Boccardo as Morel aspires to build a world where memory images persist at the same time as reality. It does not mean to represent but reproduce: the artist is an inventor that builds object replicas that do not exist. The real thing is not the object of the representation but the space where a fantastic world takes place. In this way his work secretly links with certain traditions of Argentine literature: as in Macedonio Fernández or in Adolfo Bioy Casares, the fundamental not being the way where the real appears in fiction, but the way where fiction appears in reality.
Boccardo acts as an archeologist that exhumes rests of an ancient civilization. He does not discover or fix the real until it already is a group of ruins (and in this way, of course, he has done elusive and subtle political art). Now taking the materials of two novels that happen at parallel times and coming back with some objects rescued from the shipwreck.
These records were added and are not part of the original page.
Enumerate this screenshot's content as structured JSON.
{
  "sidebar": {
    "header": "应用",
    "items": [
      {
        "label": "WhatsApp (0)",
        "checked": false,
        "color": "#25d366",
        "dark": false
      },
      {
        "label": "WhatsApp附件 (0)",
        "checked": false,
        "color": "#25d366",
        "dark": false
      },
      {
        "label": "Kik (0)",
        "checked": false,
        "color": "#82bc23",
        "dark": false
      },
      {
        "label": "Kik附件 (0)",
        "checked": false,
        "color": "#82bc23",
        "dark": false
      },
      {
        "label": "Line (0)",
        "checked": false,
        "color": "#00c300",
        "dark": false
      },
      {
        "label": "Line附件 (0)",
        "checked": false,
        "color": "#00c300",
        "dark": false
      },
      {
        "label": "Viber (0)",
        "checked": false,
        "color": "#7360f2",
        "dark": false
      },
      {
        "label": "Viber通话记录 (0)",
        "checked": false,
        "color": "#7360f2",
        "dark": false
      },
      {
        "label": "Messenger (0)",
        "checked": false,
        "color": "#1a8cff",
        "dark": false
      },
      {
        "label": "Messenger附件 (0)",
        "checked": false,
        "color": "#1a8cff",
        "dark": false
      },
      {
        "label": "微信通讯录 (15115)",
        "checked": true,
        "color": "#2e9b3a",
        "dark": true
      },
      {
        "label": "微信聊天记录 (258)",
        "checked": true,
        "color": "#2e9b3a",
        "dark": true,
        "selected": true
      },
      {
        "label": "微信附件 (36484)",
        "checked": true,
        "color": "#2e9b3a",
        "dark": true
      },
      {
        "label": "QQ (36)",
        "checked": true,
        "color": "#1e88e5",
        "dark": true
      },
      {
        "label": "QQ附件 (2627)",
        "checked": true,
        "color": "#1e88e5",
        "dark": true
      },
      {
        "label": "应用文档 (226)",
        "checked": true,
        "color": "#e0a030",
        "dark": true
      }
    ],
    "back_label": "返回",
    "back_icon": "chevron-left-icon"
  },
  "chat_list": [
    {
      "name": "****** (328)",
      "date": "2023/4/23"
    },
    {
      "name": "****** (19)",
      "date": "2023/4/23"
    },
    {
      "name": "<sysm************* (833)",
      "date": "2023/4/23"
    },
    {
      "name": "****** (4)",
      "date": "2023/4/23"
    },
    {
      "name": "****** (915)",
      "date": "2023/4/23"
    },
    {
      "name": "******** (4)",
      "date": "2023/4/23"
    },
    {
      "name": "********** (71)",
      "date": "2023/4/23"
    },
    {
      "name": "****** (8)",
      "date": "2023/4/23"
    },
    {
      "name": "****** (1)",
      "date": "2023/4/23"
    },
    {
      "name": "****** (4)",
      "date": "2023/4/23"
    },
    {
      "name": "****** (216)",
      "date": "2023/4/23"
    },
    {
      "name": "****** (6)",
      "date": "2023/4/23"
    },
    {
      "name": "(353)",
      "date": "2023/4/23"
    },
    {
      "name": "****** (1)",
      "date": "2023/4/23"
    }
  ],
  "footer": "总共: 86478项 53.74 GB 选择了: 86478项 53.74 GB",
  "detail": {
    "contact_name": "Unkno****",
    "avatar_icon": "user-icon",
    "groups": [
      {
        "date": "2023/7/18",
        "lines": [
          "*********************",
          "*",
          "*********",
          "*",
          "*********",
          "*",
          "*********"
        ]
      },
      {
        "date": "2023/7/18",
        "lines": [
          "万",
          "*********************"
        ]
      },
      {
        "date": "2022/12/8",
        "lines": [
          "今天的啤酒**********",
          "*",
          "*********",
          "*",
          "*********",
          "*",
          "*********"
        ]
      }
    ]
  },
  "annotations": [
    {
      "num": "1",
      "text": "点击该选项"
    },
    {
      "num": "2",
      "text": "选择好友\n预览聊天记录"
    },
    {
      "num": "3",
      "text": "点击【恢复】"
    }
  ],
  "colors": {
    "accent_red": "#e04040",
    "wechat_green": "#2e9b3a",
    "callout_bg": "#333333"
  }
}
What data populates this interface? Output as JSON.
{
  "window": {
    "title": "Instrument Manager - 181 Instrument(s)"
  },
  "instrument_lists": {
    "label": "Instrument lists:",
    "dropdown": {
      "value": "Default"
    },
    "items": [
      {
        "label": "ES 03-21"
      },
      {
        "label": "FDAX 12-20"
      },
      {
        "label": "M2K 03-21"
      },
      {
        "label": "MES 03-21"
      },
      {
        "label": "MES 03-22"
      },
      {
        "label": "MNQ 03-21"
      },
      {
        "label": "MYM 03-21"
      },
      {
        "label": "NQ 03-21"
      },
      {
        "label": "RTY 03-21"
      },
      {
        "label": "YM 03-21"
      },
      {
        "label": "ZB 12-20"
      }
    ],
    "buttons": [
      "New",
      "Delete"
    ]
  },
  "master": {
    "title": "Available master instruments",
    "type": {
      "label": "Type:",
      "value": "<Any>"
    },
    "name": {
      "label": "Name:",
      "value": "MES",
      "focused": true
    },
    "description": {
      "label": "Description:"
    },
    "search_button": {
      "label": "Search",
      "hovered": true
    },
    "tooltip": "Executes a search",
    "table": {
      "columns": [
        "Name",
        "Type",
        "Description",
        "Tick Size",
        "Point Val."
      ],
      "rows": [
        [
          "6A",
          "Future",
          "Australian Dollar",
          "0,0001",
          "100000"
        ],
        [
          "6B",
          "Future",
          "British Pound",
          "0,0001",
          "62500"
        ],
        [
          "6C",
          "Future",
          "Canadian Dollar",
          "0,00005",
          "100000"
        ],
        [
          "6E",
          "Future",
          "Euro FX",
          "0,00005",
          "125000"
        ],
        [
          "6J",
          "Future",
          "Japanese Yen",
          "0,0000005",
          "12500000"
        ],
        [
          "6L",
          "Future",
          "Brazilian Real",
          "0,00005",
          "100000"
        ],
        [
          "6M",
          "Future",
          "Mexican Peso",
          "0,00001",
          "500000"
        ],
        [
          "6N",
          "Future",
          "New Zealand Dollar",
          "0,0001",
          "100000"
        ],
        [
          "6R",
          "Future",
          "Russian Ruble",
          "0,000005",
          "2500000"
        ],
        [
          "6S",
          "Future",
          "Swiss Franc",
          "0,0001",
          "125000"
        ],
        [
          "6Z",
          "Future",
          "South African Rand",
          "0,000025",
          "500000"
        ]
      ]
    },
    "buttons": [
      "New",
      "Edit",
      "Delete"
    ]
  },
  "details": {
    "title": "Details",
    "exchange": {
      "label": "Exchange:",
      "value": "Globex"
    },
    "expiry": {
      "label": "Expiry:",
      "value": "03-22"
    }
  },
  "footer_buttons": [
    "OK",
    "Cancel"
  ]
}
It is better to say that this exposition is about two men (Morel and Russo) that invented two magic machines to perpetuate two lost women.
Boccardo is related to these stubborn inventors that keep alive what has stopped existing. We do know that the Egyptians named the sculptor as “The One-who-keeps-alive”. “Morel’s invention” and “The absent city”, if I am not mistaken are about this: how to perpetuate what has disappeared, or better, what to do with the lost images and voices that persist as ghosts in the holes of memory.

Ricardo Piglia
(Fragment)

“La invención de Morel” (“Morel’s invention”),
by Adolfo Bioy Casares
1996
(Fragment)
200 m2
“La ciudad ausente”
(“The absent city”)
by Ricardo Piglia
1996
(Fragment)
200 m2